Soon ran into problems with other Manx papers especially with the Manx Advertiser (editor Bedford) which he accused of plagarism.
His paper was well produced (in my opinion having researched the Manx press for the Mormon missioning it was the best) - it was edited from the rooms above the museum which he constantly plugged until he finally gave up and closed the museum in 1842. On closure he despatched his wife, three children and the 7000 item collection to a specially built museum at the family home at Distington, Whitehaven, where it remained until disposal by auction in 1899. Legal problems with the sale of his share in the Manx Liberal required him to remain in Douglas until 1849 as the partnership between Wallace and Penrice was not dissolved until 3 May 1849. Penrice continued the Liberal until around November 1850 - his printing press etc was sold by the coroner in March 1851.
He would appear to have been associated with the Roman Catholic church as on 5 Oct 1837 is noted the baptism of Mary Wallace daughter of Joseph Ritson Wallace and wife Eliza.
Willian Cannell gave following description in his guide :
The " Liberal" is the property of, and is printed by Mr. J. R. Wallace, the proprietor of the Museum, in Great George Street; its principles are what its title represents Liberal, PROFUSELY Liberal.
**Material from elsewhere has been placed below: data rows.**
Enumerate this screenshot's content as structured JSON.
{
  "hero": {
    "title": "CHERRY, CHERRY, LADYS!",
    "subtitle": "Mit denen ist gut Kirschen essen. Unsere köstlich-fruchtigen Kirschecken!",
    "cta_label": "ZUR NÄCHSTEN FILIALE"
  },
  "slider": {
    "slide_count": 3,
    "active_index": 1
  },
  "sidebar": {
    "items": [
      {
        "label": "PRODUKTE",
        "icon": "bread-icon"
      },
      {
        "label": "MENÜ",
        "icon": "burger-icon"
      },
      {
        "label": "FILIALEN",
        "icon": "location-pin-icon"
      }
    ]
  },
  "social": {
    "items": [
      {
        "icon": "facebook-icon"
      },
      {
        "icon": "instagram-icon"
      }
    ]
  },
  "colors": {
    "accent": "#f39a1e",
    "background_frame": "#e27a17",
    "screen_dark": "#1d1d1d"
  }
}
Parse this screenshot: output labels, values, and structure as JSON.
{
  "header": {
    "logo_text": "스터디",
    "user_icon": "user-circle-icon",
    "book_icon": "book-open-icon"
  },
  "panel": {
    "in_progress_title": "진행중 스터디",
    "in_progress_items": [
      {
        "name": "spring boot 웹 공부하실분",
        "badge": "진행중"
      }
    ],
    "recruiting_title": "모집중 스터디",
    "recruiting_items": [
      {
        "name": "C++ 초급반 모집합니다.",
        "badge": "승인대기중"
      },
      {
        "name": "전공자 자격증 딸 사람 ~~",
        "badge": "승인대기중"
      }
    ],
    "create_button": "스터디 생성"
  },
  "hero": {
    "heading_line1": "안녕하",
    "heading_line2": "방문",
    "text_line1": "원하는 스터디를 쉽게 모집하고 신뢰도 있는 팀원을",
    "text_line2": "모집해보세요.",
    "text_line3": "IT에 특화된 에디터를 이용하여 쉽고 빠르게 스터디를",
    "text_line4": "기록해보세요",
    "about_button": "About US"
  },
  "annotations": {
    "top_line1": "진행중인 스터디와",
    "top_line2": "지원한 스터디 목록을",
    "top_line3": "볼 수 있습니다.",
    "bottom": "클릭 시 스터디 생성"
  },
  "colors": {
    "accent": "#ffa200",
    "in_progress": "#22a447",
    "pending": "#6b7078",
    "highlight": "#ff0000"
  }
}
If we are to be guided in our judgment by the editorial articles in that paper, we must infer that the proprietor is decidedly hostile to a monarchical Government, and not remarkable for his support of the Holy Scriptures.
It is possibly his Catholic connection, which would have made him an outsider in Douglas affairs, that was the cause of Grellier's 'Infidel Philiosopher' remark.
W. Cubbon Bibliography of works relating to the Isle of Man Vol II section L4 Douglas:1939
Report of lecture (by H. Fancy) Joseph Ritson Wallace - The Infidel Philosopher IoMVicSoc Newsletter #53 p4/6 Sept 1999